Have you ever passed by a bush block, seen a group of people planting trees or pulling weeds and wondered what it was all about?
Wherever there is a nature reserve, there is potentially a group of people who claim to be ‘Friends’ of the area. But what does that mean and what do they do?
Traditionally, ‘Friends’ or Landcare groups were formed by local residents who appreciated and loved their local natural spaces and wanted to ensure it was well cared for. Now, it is not uncommon for people to travel large distances to support and conserve areas with special significance.
These dedicated people volunteer their time to the ongoing conservation and management of a natural area or species that they care about. They set their own priorities and pace for the activities they choose to complete, often around their own personal commitments and skills.
The maintenance of smaller nature reserves or spaces may fall between the cracks of being a shared responsibility between the state, federal and local governments. Also, some upkeep requires regular sessions, such as weeding, which is beyond the capacity of small horticultural or environmental teams stretched thin with many spaces to maintain. That’s where Friends groups come in.
Groups can be found around metropolitan areas as well as regional and agricultural districts; coastal areas have a similar setup, sometimes called ‘Coastcare’, run in a similar fashion.
How are they started?
Groups are usually started by one or a handful of people. They may meet each other while visiting the nature reserve or when attending other environmental activities and events. One person might take it upon themselves to start weeding invasive species from native landscape or lobby the responsible authorities for more maintenance and attract likeminded people who want to get involved.
Other groups are formed not based on a single location, but by a specific species of animal or plant (e.g. black cockatoos or spider orchids), or conservation topic (e.g. nesting boxes). By talking to others about their activities, or being seen to take action, these people soon attract others who are interested in helping too.
What do they do?
The role of a Friends group or Landcare group is to help to maintain and enhance the environmental values of a bushland area.
Depending on their focus, groups can do a variety of activities, developed to align with the skills and goals of the volunteers, including:
- Planting local native species
- Weeding and invasive species management
- Rubbish collection
- Education and community involvement
- Installation of nesting boxes and insect hotels
They are also a social group, with morning and afternoon teas a common occurrence and good opportunity to have a chat and become friends with likeminded people. Many groups also further develop their skills and knowledge by organising or attending presentations and workshops with specialists in wildlife, conservation and the sciences.
How often do they meet?
Each group is unique and will make plans to suit their goals and member availability. There will usually be individuals or a small group of people who make decisions and organise activities. These might be on a fortnightly or monthly schedule, adjusted to suit the weather and task list. Others may run the occasional ‘busy bee’, doing what they can at the times that fit in with their lives.

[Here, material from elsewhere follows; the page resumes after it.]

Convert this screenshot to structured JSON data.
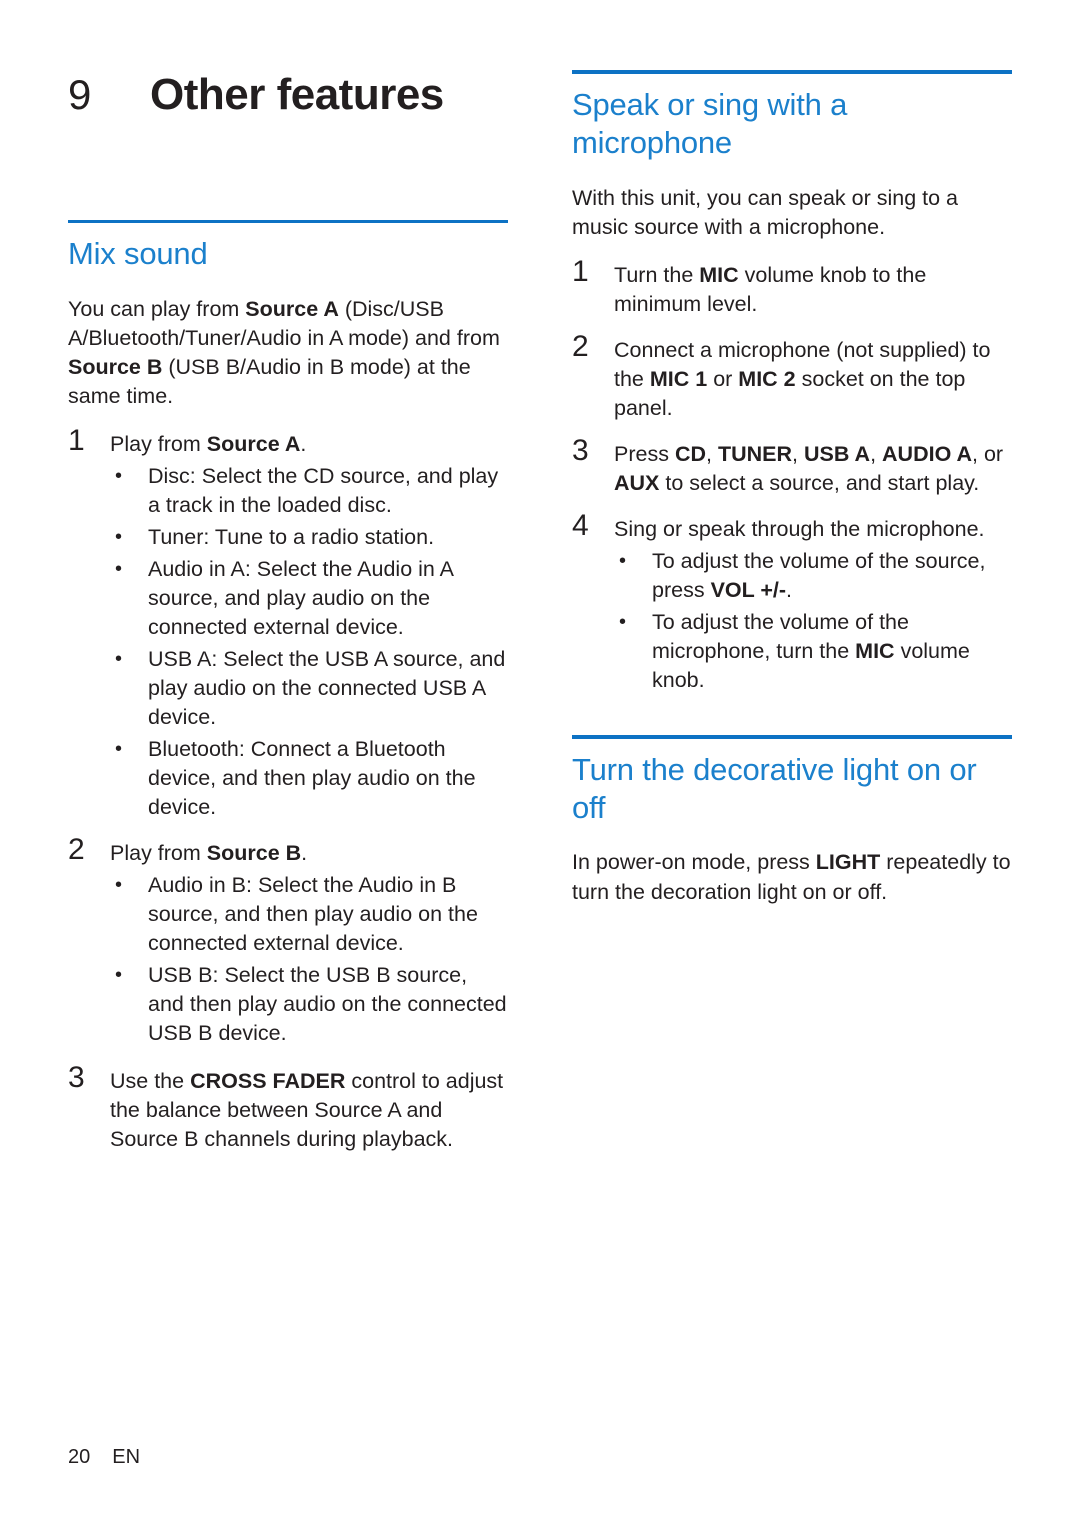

Meetings and planning for future activities might also be included.
Do they need permission?
While no one will stop you from weeding, or removing rubbish from the local bush block, there are benefits from getting cooperation from the local governing body and broader environmental community. These can include accessing expert knowledge and assistance, and the use of specialist equipment.

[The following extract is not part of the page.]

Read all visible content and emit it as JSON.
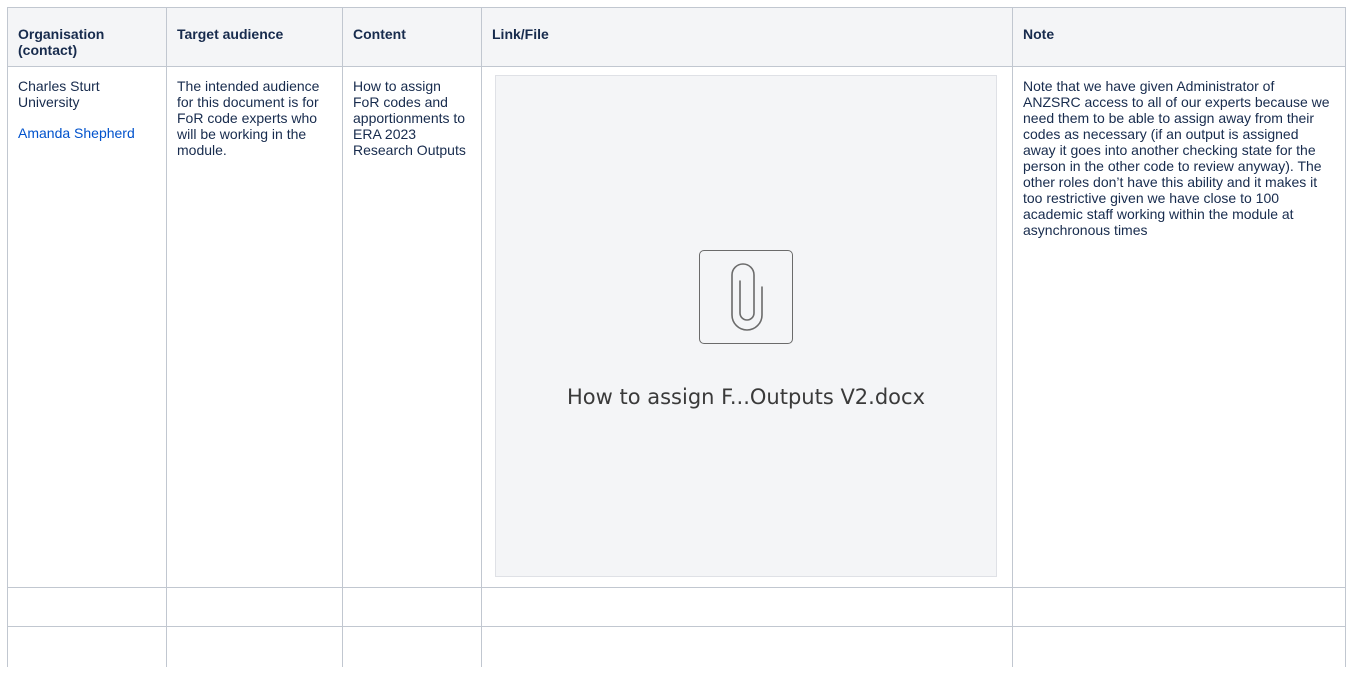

Who funds the group?
Smaller groups may be unincorporated, an informal structure that is easy to start but generally unable to apply for grants and funding. Larger groups may be incorporated as not-for-profit organisation (with the associated reporting requirements), which allows them to apply for funding and therefore have more resources available to them such as tools for everyone to use.
How does Perth NRM support them?
Perth NRM has dedicated staff who assist Friends groups with administrative procedures, activity logistics and funding opportunities. This might include providing tube stock for planting days, appropriate gardening equipment, insurance cover for volunteers, and managing funding money (called auspicing). This allows the volunteers on the ground to continue doing the activities they prefer – working to conserve and maintain the native environment.
How do I get involved?
No matter where you are in Perth, there is probably a nearby community group that would love your assistance throughout the year. To find out more about your local or preferred group of environmental enthusiasts, you can approach them directly and start a conversation. Alternatively, the Urban Bushland Council WA Inc has an excellent map of local groups, which you can find here.